Aim of the task -> Reproduce the records precisely. Every line should be included.

Stored items from a collection:
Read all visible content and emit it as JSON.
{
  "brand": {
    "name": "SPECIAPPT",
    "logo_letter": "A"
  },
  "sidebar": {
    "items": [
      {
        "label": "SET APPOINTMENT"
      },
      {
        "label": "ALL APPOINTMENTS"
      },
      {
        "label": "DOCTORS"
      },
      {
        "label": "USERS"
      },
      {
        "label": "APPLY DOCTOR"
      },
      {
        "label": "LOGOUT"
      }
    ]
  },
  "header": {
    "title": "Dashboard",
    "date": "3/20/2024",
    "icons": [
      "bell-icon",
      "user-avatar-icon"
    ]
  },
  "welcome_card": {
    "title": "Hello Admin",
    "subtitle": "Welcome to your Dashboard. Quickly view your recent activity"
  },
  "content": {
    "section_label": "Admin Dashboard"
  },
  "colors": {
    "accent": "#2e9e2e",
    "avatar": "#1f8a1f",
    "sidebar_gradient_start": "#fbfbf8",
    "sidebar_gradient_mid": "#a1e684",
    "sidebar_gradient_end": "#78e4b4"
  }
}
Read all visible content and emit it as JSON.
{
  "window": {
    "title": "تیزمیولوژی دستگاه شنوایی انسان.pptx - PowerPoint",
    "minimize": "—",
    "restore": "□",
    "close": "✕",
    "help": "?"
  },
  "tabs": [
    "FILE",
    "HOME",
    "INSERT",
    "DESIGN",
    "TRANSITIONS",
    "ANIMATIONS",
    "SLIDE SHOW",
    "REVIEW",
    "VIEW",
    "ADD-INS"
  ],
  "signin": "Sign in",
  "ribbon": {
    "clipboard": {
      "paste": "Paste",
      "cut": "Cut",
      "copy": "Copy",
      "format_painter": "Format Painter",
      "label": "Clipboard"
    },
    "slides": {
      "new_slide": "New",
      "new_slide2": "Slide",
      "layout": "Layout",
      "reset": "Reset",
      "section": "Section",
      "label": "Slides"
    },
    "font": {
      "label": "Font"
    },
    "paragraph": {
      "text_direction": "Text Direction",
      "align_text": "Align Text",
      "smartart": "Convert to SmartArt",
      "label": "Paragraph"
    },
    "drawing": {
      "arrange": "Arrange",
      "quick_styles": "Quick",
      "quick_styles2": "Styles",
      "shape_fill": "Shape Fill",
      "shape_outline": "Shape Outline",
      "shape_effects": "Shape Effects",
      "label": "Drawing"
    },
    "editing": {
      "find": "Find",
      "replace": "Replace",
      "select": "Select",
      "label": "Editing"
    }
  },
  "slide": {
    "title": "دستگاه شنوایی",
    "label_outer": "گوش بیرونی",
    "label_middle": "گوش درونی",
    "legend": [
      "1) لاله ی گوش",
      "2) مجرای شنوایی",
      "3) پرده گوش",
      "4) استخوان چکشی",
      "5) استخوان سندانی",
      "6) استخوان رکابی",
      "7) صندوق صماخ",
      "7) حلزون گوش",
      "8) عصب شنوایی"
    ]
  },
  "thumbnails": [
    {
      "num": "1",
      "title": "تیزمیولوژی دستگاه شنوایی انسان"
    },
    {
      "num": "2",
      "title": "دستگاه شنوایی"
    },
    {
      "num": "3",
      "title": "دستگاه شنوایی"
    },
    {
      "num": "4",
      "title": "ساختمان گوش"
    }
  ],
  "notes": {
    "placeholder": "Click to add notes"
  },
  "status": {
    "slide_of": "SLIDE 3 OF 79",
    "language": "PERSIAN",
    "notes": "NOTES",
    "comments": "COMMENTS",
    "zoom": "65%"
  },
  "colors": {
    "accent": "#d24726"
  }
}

Answer box ->
Read all visible content and emit it as JSON.
{
  "brand": {
    "name": "SPECIAPPT",
    "logo_letter": "A"
  },
  "sidebar": {
    "items": [
      {
        "label": "SET APPOINTMENT"
      },
      {
        "label": "ALL APPOINTMENTS"
      },
      {
        "label": "DOCTORS"
      },
      {
        "label": "USERS"
      },
      {
        "label": "APPLY DOCTOR"
      },
      {
        "label": "LOGOUT"
      }
    ]
  },
  "header": {
    "title": "Dashboard",
    "date": "3/20/2024",
    "icons": [
      "bell-icon",
      "user-avatar-icon"
    ]
  },
  "welcome_card": {
    "title": "Hello Admin",
    "subtitle": "Welcome to your Dashboard. Quickly view your recent activity"
  },
  "content": {
    "section_label": "Admin Dashboard"
  },
  "colors": {
    "accent": "#2e9e2e",
    "avatar": "#1f8a1f",
    "sidebar_gradient_start": "#fbfbf8",
    "sidebar_gradient_mid": "#a1e684",
    "sidebar_gradient_end": "#78e4b4"
  }
}
Read all visible content and emit it as JSON.
{
  "window": {
    "title": "تیزمیولوژی دستگاه شنوایی انسان.pptx - PowerPoint",
    "minimize": "—",
    "restore": "□",
    "close": "✕",
    "help": "?"
  },
  "tabs": [
    "FILE",
    "HOME",
    "INSERT",
    "DESIGN",
    "TRANSITIONS",
    "ANIMATIONS",
    "SLIDE SHOW",
    "REVIEW",
    "VIEW",
    "ADD-INS"
  ],
  "signin": "Sign in",
  "ribbon": {
    "clipboard": {
      "paste": "Paste",
      "cut": "Cut",
      "copy": "Copy",
      "format_painter": "Format Painter",
      "label": "Clipboard"
    },
    "slides": {
      "new_slide": "New",
      "new_slide2": "Slide",
      "layout": "Layout",
      "reset": "Reset",
      "section": "Section",
      "label": "Slides"
    },
    "font": {
      "label": "Font"
    },
    "paragraph": {
      "text_direction": "Text Direction",
      "align_text": "Align Text",
      "smartart": "Convert to SmartArt",
      "label": "Paragraph"
    },
    "drawing": {
      "arrange": "Arrange",
      "quick_styles": "Quick",
      "quick_styles2": "Styles",
      "shape_fill": "Shape Fill",
      "shape_outline": "Shape Outline",
      "shape_effects": "Shape Effects",
      "label": "Drawing"
    },
    "editing": {
      "find": "Find",
      "replace": "Replace",
      "select": "Select",
      "label": "Editing"
    }
  },
  "slide": {
    "title": "دستگاه شنوایی",
    "label_outer": "گوش بیرونی",
    "label_middle": "گوش درونی",
    "legend": [
      "1) لاله ی گوش",
      "2) مجرای شنوایی",
      "3) پرده گوش",
      "4) استخوان چکشی",
      "5) استخوان سندانی",
      "6) استخوان رکابی",
      "7) صندوق صماخ",
      "7) حلزون گوش",
      "8) عصب شنوایی"
    ]
  },
  "thumbnails": [
    {
      "num": "1",
      "title": "تیزمیولوژی دستگاه شنوایی انسان"
    },
    {
      "num": "2",
      "title": "دستگاه شنوایی"
    },
    {
      "num": "3",
      "title": "دستگاه شنوایی"
    },
    {
      "num": "4",
      "title": "ساختمان گوش"
    }
  ],
  "notes": {
    "placeholder": "Click to add notes"
  },
  "status": {
    "slide_of": "SLIDE 3 OF 79",
    "language": "PERSIAN",
    "notes": "NOTES",
    "comments": "COMMENTS",
    "zoom": "65%"
  },
  "colors": {
    "accent": "#d24726"
  }
}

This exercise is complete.